== Segment start ==
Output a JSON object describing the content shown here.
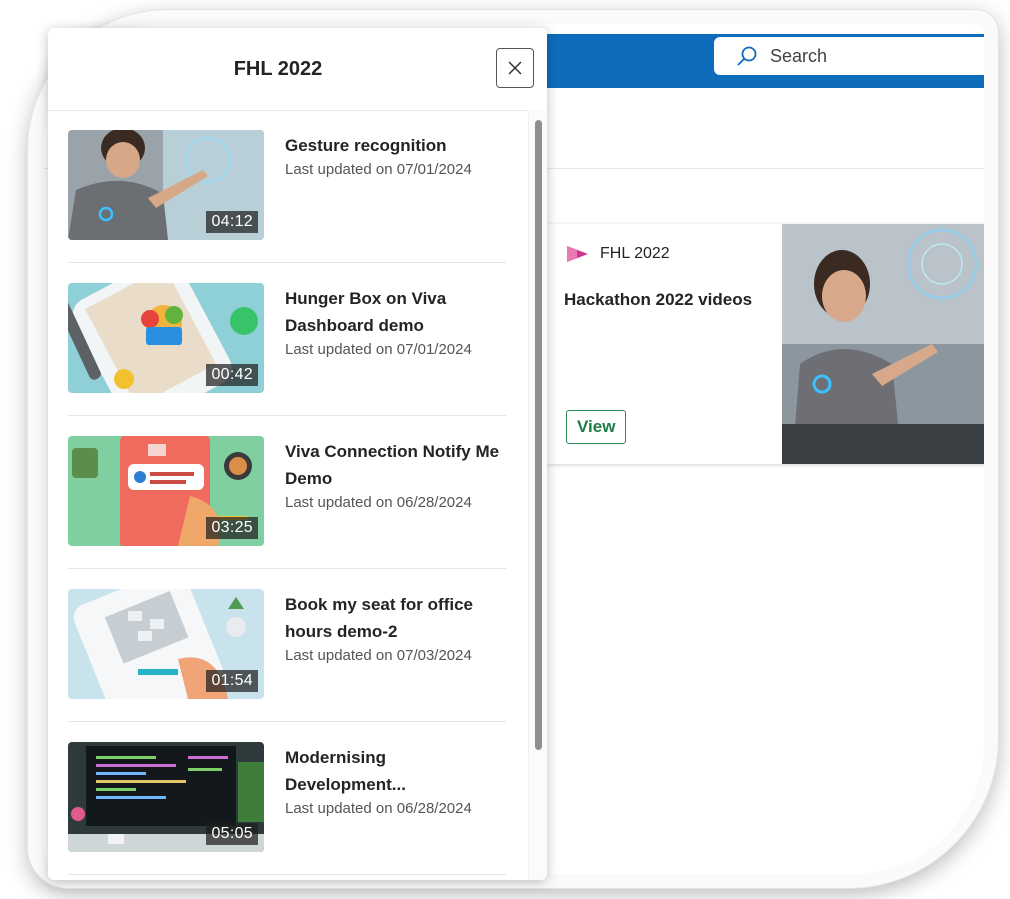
{
  "search": {
    "placeholder": "Search"
  },
  "panel": {
    "title": "FHL 2022",
    "videos": [
      {
        "title": "Gesture recognition",
        "meta": "Last updated on 07/01/2024",
        "duration": "04:12"
      },
      {
        "title": "Hunger Box on Viva Dashboard demo",
        "meta": "Last updated on 07/01/2024",
        "duration": "00:42"
      },
      {
        "title": "Viva Connection Notify Me Demo",
        "meta": "Last updated on 06/28/2024",
        "duration": "03:25"
      },
      {
        "title": "Book my seat for office hours demo-2",
        "meta": "Last updated on 07/03/2024",
        "duration": "01:54"
      },
      {
        "title": "Modernising Development...",
        "meta": "Last updated on 06/28/2024",
        "duration": "05:05"
      }
    ]
  },
  "card": {
    "tag": "FHL 2022",
    "title": "Hackathon 2022 videos",
    "view_label": "View"
  },
  "colors": {
    "header": "#0f6cbd",
    "accent_green": "#1d7d45",
    "stream_pink": "#d0368a"
  }
}
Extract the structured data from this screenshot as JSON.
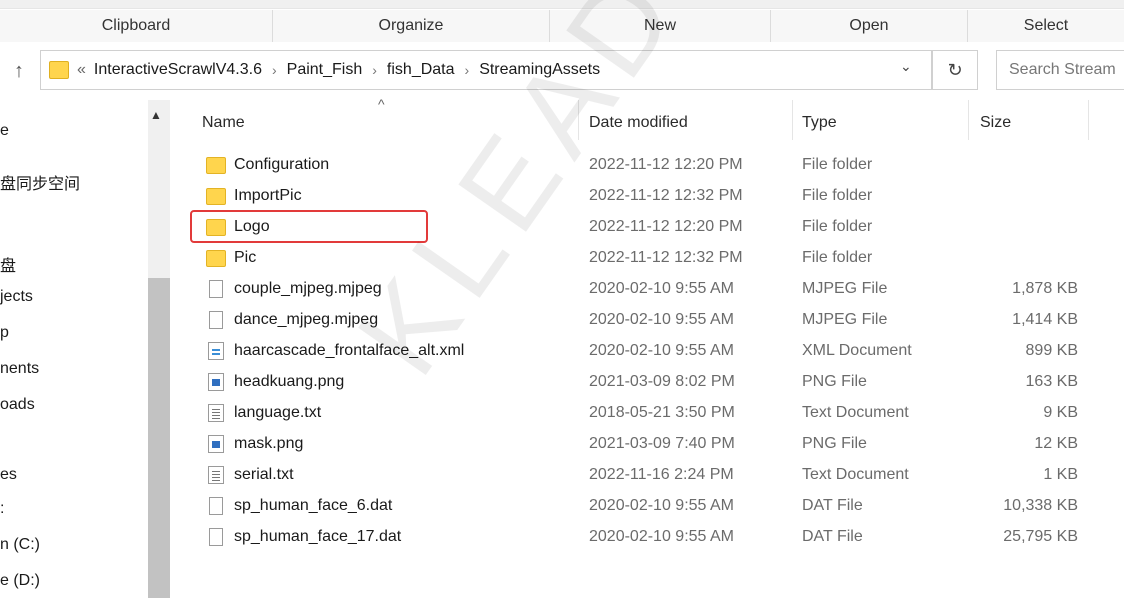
{
  "ribbon": {
    "groups": [
      "Clipboard",
      "Organize",
      "New",
      "Open",
      "Select"
    ]
  },
  "address": {
    "crumbs": [
      "InteractiveScrawlV4.3.6",
      "Paint_Fish",
      "fish_Data",
      "StreamingAssets"
    ],
    "overflow": "«",
    "search_placeholder": "Search Stream"
  },
  "nav": {
    "items": [
      "e",
      "盘同步空间",
      "盘",
      "jects",
      "p",
      "nents",
      "oads",
      "es",
      ":",
      "n (C:)",
      "e (D:)"
    ]
  },
  "columns": {
    "name": "Name",
    "date": "Date modified",
    "type": "Type",
    "size": "Size"
  },
  "files": [
    {
      "icon": "folder-icon",
      "name": "Configuration",
      "date": "2022-11-12 12:20 PM",
      "type": "File folder",
      "size": ""
    },
    {
      "icon": "folder-icon",
      "name": "ImportPic",
      "date": "2022-11-12 12:32 PM",
      "type": "File folder",
      "size": ""
    },
    {
      "icon": "folder-icon",
      "name": "Logo",
      "date": "2022-11-12 12:20 PM",
      "type": "File folder",
      "size": ""
    },
    {
      "icon": "folder-icon",
      "name": "Pic",
      "date": "2022-11-12 12:32 PM",
      "type": "File folder",
      "size": ""
    },
    {
      "icon": "file-icon",
      "name": "couple_mjpeg.mjpeg",
      "date": "2020-02-10 9:55 AM",
      "type": "MJPEG File",
      "size": "1,878 KB"
    },
    {
      "icon": "file-icon",
      "name": "dance_mjpeg.mjpeg",
      "date": "2020-02-10 9:55 AM",
      "type": "MJPEG File",
      "size": "1,414 KB"
    },
    {
      "icon": "xml-file-icon",
      "name": "haarcascade_frontalface_alt.xml",
      "date": "2020-02-10 9:55 AM",
      "type": "XML Document",
      "size": "899 KB"
    },
    {
      "icon": "image-file-icon",
      "name": "headkuang.png",
      "date": "2021-03-09 8:02 PM",
      "type": "PNG File",
      "size": "163 KB"
    },
    {
      "icon": "text-file-icon",
      "name": "language.txt",
      "date": "2018-05-21 3:50 PM",
      "type": "Text Document",
      "size": "9 KB"
    },
    {
      "icon": "image-file-icon",
      "name": "mask.png",
      "date": "2021-03-09 7:40 PM",
      "type": "PNG File",
      "size": "12 KB"
    },
    {
      "icon": "text-file-icon",
      "name": "serial.txt",
      "date": "2022-11-16 2:24 PM",
      "type": "Text Document",
      "size": "1 KB"
    },
    {
      "icon": "file-icon",
      "name": "sp_human_face_6.dat",
      "date": "2020-02-10 9:55 AM",
      "type": "DAT File",
      "size": "10,338 KB"
    },
    {
      "icon": "file-icon",
      "name": "sp_human_face_17.dat",
      "date": "2020-02-10 9:55 AM",
      "type": "DAT File",
      "size": "25,795 KB"
    }
  ],
  "watermark": "KLEADER",
  "colors": {
    "highlight": "#e23a3a",
    "folder": "#ffd54d"
  }
}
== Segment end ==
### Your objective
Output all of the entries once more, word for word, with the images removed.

### The answer
Output a JSON object describing the content shown here.
{
  "search": {
    "placeholder": "Search"
  },
  "panel": {
    "title": "FHL 2022",
    "videos": [
      {
        "title": "Gesture recognition",
        "meta": "Last updated on 07/01/2024",
        "duration": "04:12"
      },
      {
        "title": "Hunger Box on Viva Dashboard demo",
        "meta": "Last updated on 07/01/2024",
        "duration": "00:42"
      },
      {
        "title": "Viva Connection Notify Me Demo",
        "meta": "Last updated on 06/28/2024",
        "duration": "03:25"
      },
      {
        "title": "Book my seat for office hours demo-2",
        "meta": "Last updated on 07/03/2024",
        "duration": "01:54"
      },
      {
        "title": "Modernising Development...",
        "meta": "Last updated on 06/28/2024",
        "duration": "05:05"
      }
    ]
  },
  "card": {
    "tag": "FHL 2022",
    "title": "Hackathon 2022 videos",
    "view_label": "View"
  },
  "colors": {
    "header": "#0f6cbd",
    "accent_green": "#1d7d45",
    "stream_pink": "#d0368a"
  }
}
Extract the structured data from this screenshot as JSON.
{
  "ribbon": {
    "groups": [
      "Clipboard",
      "Organize",
      "New",
      "Open",
      "Select"
    ]
  },
  "address": {
    "crumbs": [
      "InteractiveScrawlV4.3.6",
      "Paint_Fish",
      "fish_Data",
      "StreamingAssets"
    ],
    "overflow": "«",
    "search_placeholder": "Search Stream"
  },
  "nav": {
    "items": [
      "e",
      "盘同步空间",
      "盘",
      "jects",
      "p",
      "nents",
      "oads",
      "es",
      ":",
      "n (C:)",
      "e (D:)"
    ]
  },
  "columns": {
    "name": "Name",
    "date": "Date modified",
    "type": "Type",
    "size": "Size"
  },
  "files": [
    {
      "icon": "folder-icon",
      "name": "Configuration",
      "date": "2022-11-12 12:20 PM",
      "type": "File folder",
      "size": ""
    },
    {
      "icon": "folder-icon",
      "name": "ImportPic",
      "date": "2022-11-12 12:32 PM",
      "type": "File folder",
      "size": ""
    },
    {
      "icon": "folder-icon",
      "name": "Logo",
      "date": "2022-11-12 12:20 PM",
      "type": "File folder",
      "size": ""
    },
    {
      "icon": "folder-icon",
      "name": "Pic",
      "date": "2022-11-12 12:32 PM",
      "type": "File folder",
      "size": ""
    },
    {
      "icon": "file-icon",
      "name": "couple_mjpeg.mjpeg",
      "date": "2020-02-10 9:55 AM",
      "type": "MJPEG File",
      "size": "1,878 KB"
    },
    {
      "icon": "file-icon",
      "name": "dance_mjpeg.mjpeg",
      "date": "2020-02-10 9:55 AM",
      "type": "MJPEG File",
      "size": "1,414 KB"
    },
    {
      "icon": "xml-file-icon",
      "name": "haarcascade_frontalface_alt.xml",
      "date": "2020-02-10 9:55 AM",
      "type": "XML Document",
      "size": "899 KB"
    },
    {
      "icon": "image-file-icon",
      "name": "headkuang.png",
      "date": "2021-03-09 8:02 PM",
      "type": "PNG File",
      "size": "163 KB"
    },
    {
      "icon": "text-file-icon",
      "name": "language.txt",
      "date": "2018-05-21 3:50 PM",
      "type": "Text Document",
      "size": "9 KB"
    },
    {
      "icon": "image-file-icon",
      "name": "mask.png",
      "date": "2021-03-09 7:40 PM",
      "type": "PNG File",
      "size": "12 KB"
    },
    {
      "icon": "text-file-icon",
      "name": "serial.txt",
      "date": "2022-11-16 2:24 PM",
      "type": "Text Document",
      "size": "1 KB"
    },
    {
      "icon": "file-icon",
      "name": "sp_human_face_6.dat",
      "date": "2020-02-10 9:55 AM",
      "type": "DAT File",
      "size": "10,338 KB"
    },
    {
      "icon": "file-icon",
      "name": "sp_human_face_17.dat",
      "date": "2020-02-10 9:55 AM",
      "type": "DAT File",
      "size": "25,795 KB"
    }
  ],
  "watermark": "KLEADER",
  "colors": {
    "highlight": "#e23a3a",
    "folder": "#ffd54d"
  }
}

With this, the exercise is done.